chiara minchio, high hills
chiara minchio, high hills

chiara minchio


high hills

For winter 2003 the Kunsthalle Krems decided to make 'Women' a focal theme and to involve all the city’s institutions in the events. The Kunsthalle itself presented the exhibition Mimosen-Rosen-Herbstzeitlosen. Künstlerinnen-Positionen 1945 bis heute (Mimosas/Roses/Autumnal Crocuses. Positions of Women Artists from 1945 to the Present Day). Once the office for art in public space at the Lower Austrian Department of Culture had also been invited to participate, it commissioned a temporary exhibition in the public space of the Kunstmeile Krems. The project high hills was born. The title was intended to stand for the path that one has to follow if one wants to allow oneself to think and also even to doubt. At first, some of the artists invited to participate were rather unsettled by the focus of the exhibition, fearing that they might afterwards be branded a 'feminist' or a 'quota male'. The idea of 'women’s art' produced the most amusing grimaces on the faces of many of them. Some just looked at me with stony features. One artist remarked ironically: "Integration through isolation." Many discussions ensued. It was a matter of making clear to them that the subject was not the category 'Women’s Art'. In the end, all the artists who had been invited did actually take part. Of course, the next obstacle to be surmounted was that of obtaining permission, which in the case of high hills would not have been possible at all without the goodwill of the Krems Municipal Department of Buildings, the Department of Waterways, the Land Office, the Prison administration, several private persons and also the Kunsthalle itself. Yet that still did not ensure the general public’s acceptance of the project in public space. Here, outside of the guaranteed protection of the museum, various different interests converged, the common denominator of which was, in the final analysis, social concerns.
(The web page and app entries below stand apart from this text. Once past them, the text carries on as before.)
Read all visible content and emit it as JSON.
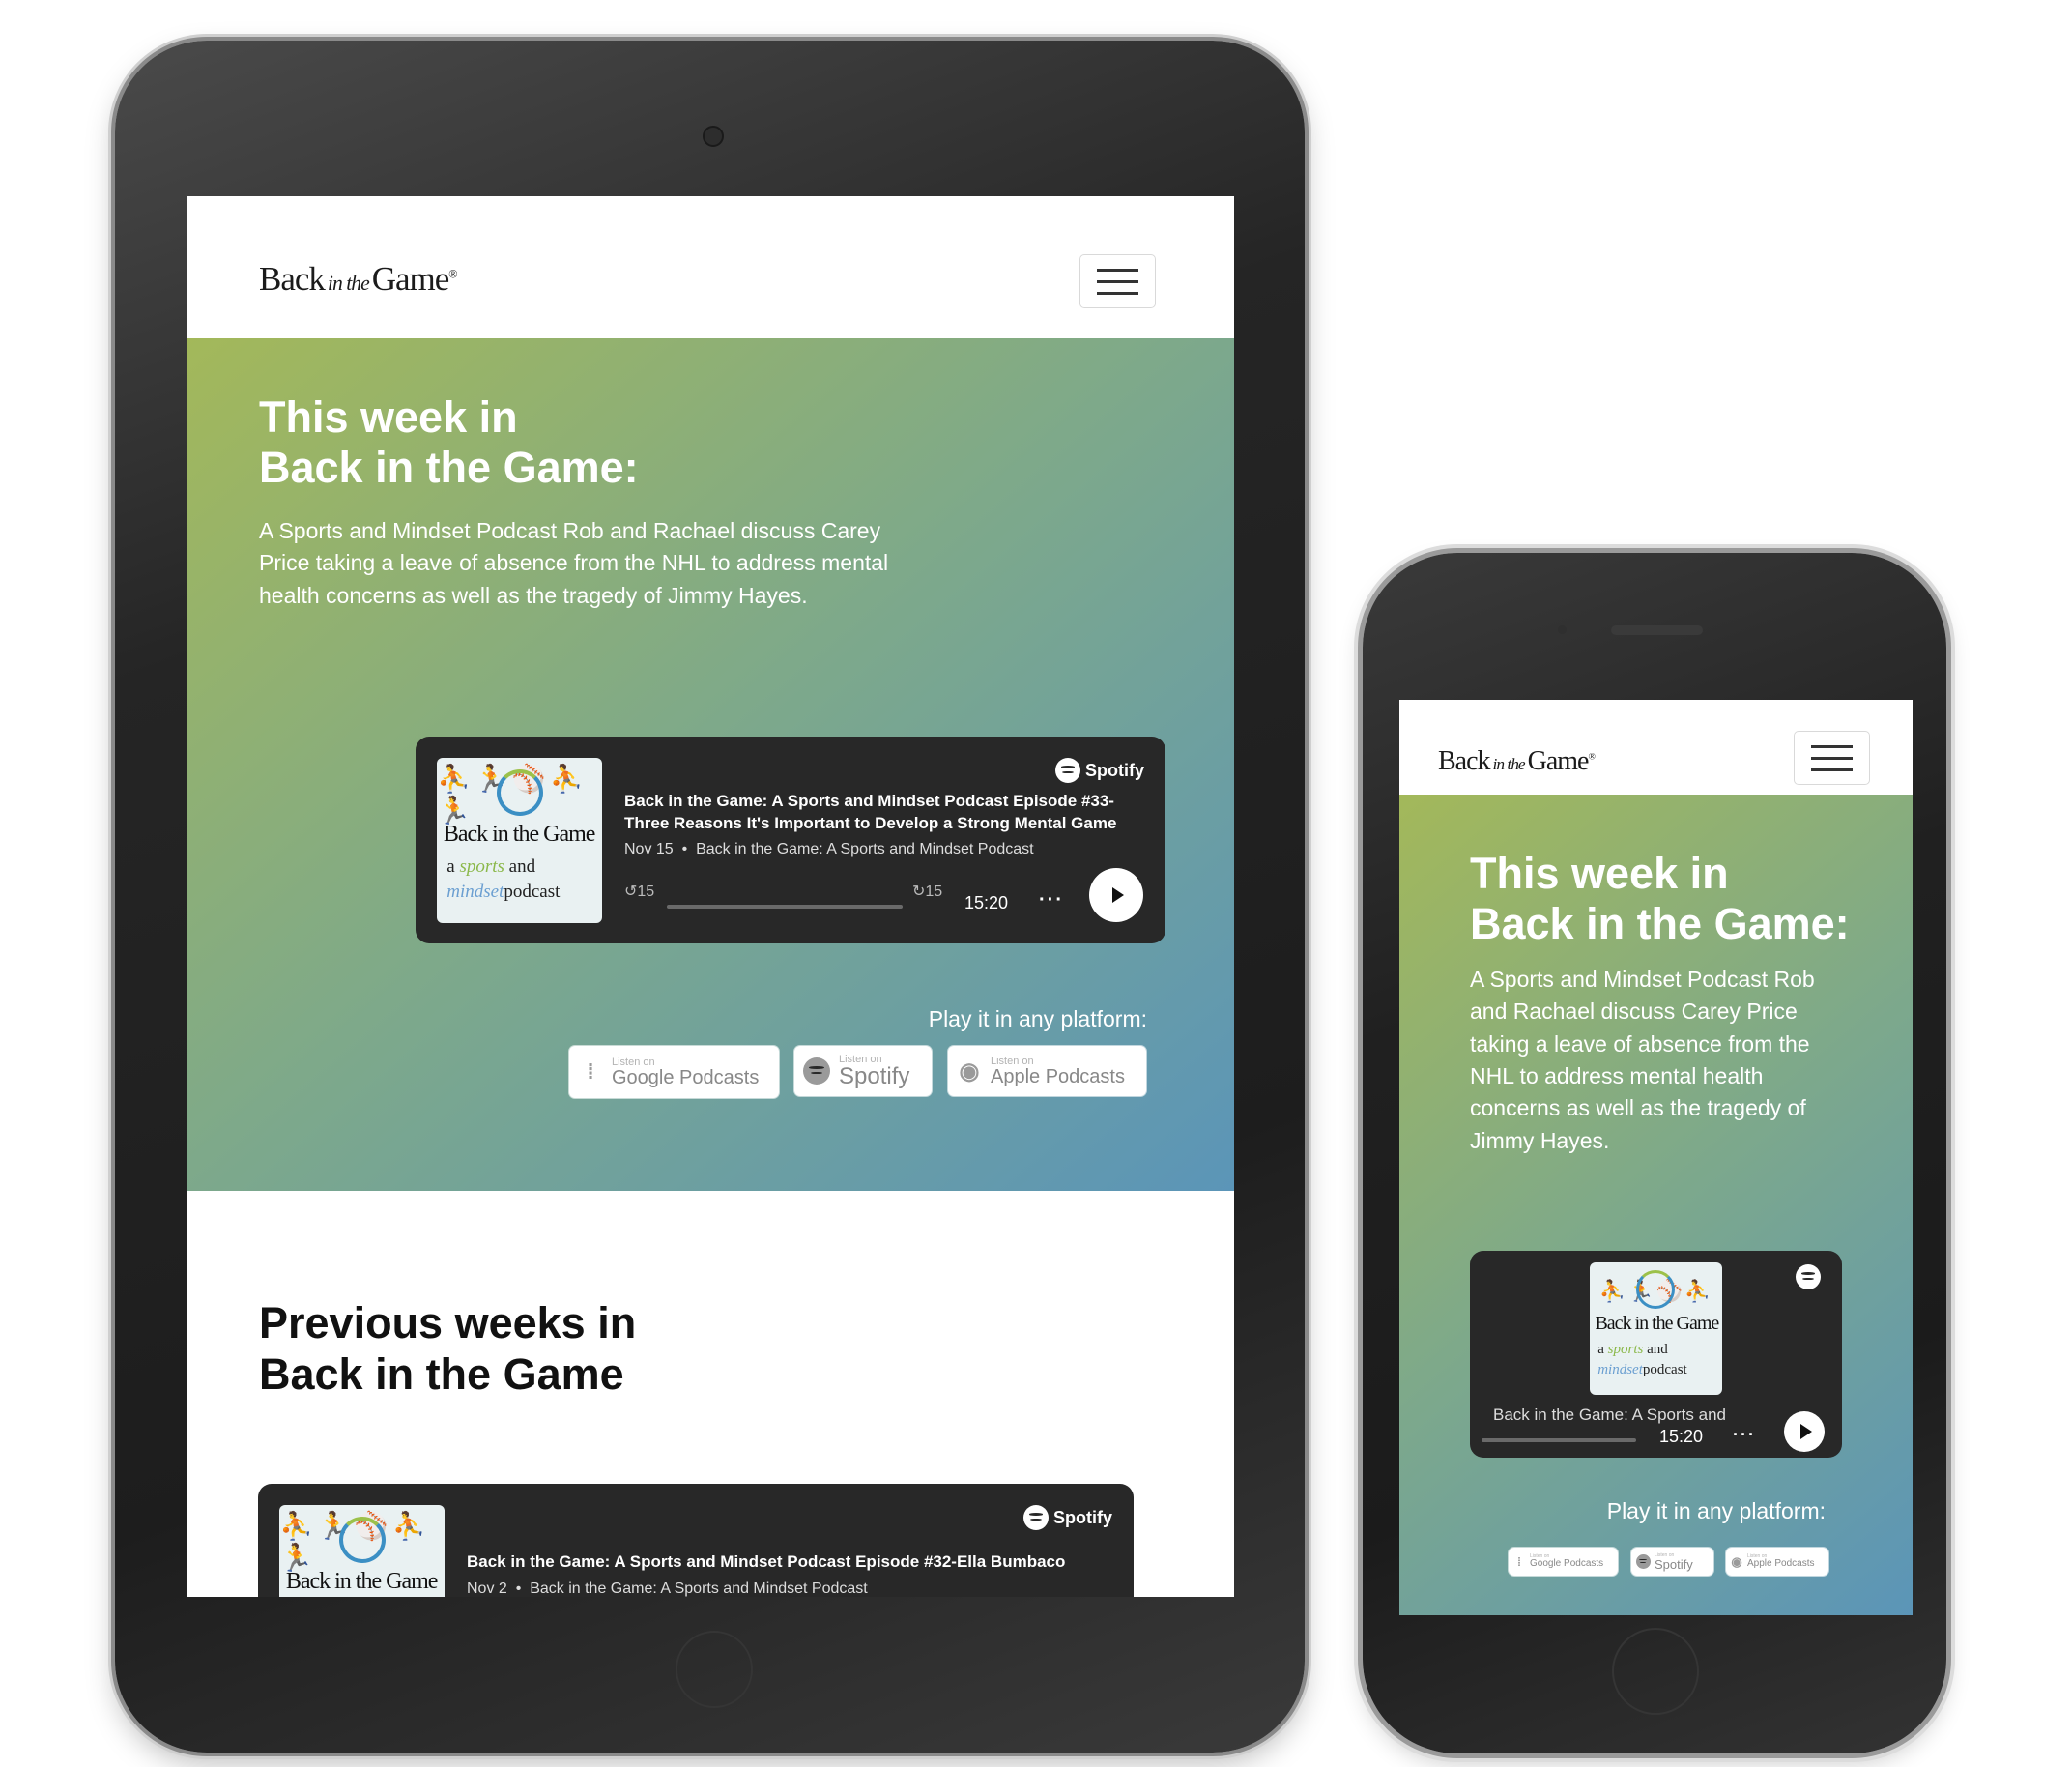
{
  "brand": {
    "logo_main": "Back",
    "logo_small": "in the",
    "logo_end": "Game",
    "logo_mark": "®"
  },
  "hero": {
    "title_line1": "This week in",
    "title_line2": "Back in the Game:",
    "description": "A Sports and Mindset Podcast Rob and Rachael discuss Carey Price taking a leave of absence from the NHL to address mental health concerns as well as the tragedy of Jimmy Hayes.",
    "platform_label": "Play it in any platform:"
  },
  "player_current": {
    "brand": "Spotify",
    "title": "Back in the Game: A Sports and Mindset Podcast Episode #33- Three Reasons It's Important to Develop a Strong Mental Game",
    "date": "Nov 15",
    "show": "Back in the Game: A Sports and Mindset Podcast",
    "skip_back": "15",
    "skip_fwd": "15",
    "duration": "15:20",
    "more": "···"
  },
  "cover": {
    "title": "Back in the Game",
    "sub_a": "a",
    "sub_sports": "sports",
    "sub_and": "and",
    "sub_mindset": "mindset",
    "sub_podcast": "podcast"
  },
  "platforms": [
    {
      "small": "Listen on",
      "label": "Google Podcasts",
      "icon": "google-podcasts-icon"
    },
    {
      "small": "Listen on",
      "label": "Spotify",
      "icon": "spotify-icon"
    },
    {
      "small": "Listen on",
      "label": "Apple Podcasts",
      "icon": "apple-podcasts-icon"
    }
  ],
  "previous": {
    "title_line1": "Previous weeks in",
    "title_line2": "Back in the Game",
    "player": {
      "brand": "Spotify",
      "title": "Back in the Game: A Sports and Mindset Podcast Episode #32-Ella Bumbaco",
      "date": "Nov 2",
      "show": "Back in the Game: A Sports and Mindset Podcast"
    }
  },
  "phone": {
    "player_show": "Back in the Game: A Sports and",
    "duration": "15:20",
    "more": "···"
  },
  "colors": {
    "hero_start": "#a3b85a",
    "hero_end": "#5b95b8",
    "player_bg": "#282828"
  }
}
It therefore seemed all the more important to work along the lines of the theme and to create more freedom of thought for socially relevant issues which were not only limited to local concerns and in which the general public could actively take part.
The project high hills gathered together artists who, working against the background of the individual as a human being, face human weakness with humour and subversion and are characterised by their interest in social issues. In this sense the thematic focus on the position and disposition of women in society and on gender separation was understood as an issue which arises continuously, as one among many and yet that is related to all the others as well at the same time. So the issue of the current significance of public space as an image of social structures and consequently also the question 'What is the relationship of the individual to society?' were always part of the concept.

Chiara Minchio’s/b> contribution was a two-part photographic work which was sent out in the form of cards and distributed separately in several public places. She had already finished the work in the year 2000 and showed it to me in her studio in another context and at a time when the work of putting the exhibition together had actually already been completed. It immediately seemed to be clear that without the lightness of this piece of photography showing ladies’ high heels the exhibition would be missing something. With a smile, it presents a view of the sometimes touchingly silly efforts of human beings to declare the world of their own thoughts a generally valid universe. Not even Herr Freud, who was of the opinion that women wear high heels as a result of penis envy, would have been able to avoid smiling at this view of things. As in her painted pictures, the artist’s figures in the photographic works are victim and perpetrator in one, asexual mythical creatures which shed their burden in the deformations which are at times monstrous and absurd. And so a comic monster attempts to take its place on a high heel. With its naked behind, it is enthroned on it like an icon, filling up the picture. Then its head is balanced on this high heel, opening up the space for a story about someone who is in a room which, in its turn, is within a still larger room.